During the discussion, Grijalva said there are “historic” and “institutionalized” disparities regarding what communities heavy industrial or other polluting facilities are placed near. Latinos and blacks are subject to more environmental burdens than the general population, he said.

And then the Congressional Progressive Caucus co-chair said this:

“[I]t has been a slow response, and for many years, if I may say so, even though it has changed a lot for the last five or six years, for mainstream advocates for the environment this [environmental justice] has not been a priority issue. And I say that with all due respect and the acknowledgement that they have made a change. The conservation agenda was a top-burner issue, the preservation of habitat, species, etc. … What we are trying to do in the House Committee on Natural Resources, on which I serve, is to connect the two--the environmental justice agenda and preserving the conservation laws that have served us well.”
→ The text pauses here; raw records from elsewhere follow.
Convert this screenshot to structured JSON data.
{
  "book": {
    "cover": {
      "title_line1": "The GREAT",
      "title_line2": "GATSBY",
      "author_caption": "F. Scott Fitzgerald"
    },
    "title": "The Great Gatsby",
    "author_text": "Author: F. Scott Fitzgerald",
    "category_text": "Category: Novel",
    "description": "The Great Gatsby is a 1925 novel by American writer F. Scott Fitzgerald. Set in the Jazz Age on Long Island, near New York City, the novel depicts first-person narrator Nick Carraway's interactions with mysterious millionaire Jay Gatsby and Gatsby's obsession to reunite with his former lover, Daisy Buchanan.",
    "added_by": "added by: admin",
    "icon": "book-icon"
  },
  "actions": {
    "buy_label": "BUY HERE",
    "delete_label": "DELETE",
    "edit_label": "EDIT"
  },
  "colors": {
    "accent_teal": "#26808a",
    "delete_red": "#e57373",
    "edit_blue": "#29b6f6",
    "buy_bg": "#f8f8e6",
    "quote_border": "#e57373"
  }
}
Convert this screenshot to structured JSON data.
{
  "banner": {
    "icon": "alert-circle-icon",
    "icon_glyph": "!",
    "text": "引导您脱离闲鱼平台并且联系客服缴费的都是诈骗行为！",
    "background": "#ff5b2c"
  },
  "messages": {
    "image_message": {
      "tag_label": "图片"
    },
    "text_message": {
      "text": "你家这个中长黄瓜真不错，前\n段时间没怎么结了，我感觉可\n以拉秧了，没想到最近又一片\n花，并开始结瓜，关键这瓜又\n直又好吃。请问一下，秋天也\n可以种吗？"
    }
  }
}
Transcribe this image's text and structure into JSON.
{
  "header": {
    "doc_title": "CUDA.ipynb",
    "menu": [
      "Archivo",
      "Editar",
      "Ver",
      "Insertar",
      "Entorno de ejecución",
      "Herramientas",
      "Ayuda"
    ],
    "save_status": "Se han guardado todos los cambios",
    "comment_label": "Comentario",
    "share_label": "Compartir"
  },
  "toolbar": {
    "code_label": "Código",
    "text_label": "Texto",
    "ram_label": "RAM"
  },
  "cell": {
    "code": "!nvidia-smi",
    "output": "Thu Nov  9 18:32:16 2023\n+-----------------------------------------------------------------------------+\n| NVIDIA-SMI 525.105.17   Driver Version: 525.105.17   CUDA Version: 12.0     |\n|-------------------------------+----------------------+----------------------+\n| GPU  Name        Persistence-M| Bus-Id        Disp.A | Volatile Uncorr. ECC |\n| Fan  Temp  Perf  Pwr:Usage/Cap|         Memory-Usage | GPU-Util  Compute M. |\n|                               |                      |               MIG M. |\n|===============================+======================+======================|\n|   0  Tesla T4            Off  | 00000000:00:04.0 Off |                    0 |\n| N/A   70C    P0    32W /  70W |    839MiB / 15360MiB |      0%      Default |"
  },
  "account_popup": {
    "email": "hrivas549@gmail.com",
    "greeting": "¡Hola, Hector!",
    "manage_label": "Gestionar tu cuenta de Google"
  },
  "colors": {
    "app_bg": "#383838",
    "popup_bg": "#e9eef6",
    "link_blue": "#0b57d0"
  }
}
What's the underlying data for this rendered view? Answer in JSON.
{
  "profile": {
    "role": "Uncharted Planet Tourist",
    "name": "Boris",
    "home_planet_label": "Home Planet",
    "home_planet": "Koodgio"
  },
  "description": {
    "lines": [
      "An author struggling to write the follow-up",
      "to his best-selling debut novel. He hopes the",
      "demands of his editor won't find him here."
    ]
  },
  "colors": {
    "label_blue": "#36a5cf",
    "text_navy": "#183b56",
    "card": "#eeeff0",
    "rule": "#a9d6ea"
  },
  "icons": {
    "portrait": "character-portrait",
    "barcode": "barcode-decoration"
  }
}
He’s pointing to a distinction between being an environmentalist and an environmental justice advocate. Notably, Grijalva is talking about building that bridge through his own role on Capitol Hill.

There’s room for others to do the same, Grijalva said. For example, he advised big green groups to take on more diverse issues and partners and to diversify their own staff, and he said the National Park Service should similarly diversify its staff.

The full interview is available at the Huffington Post.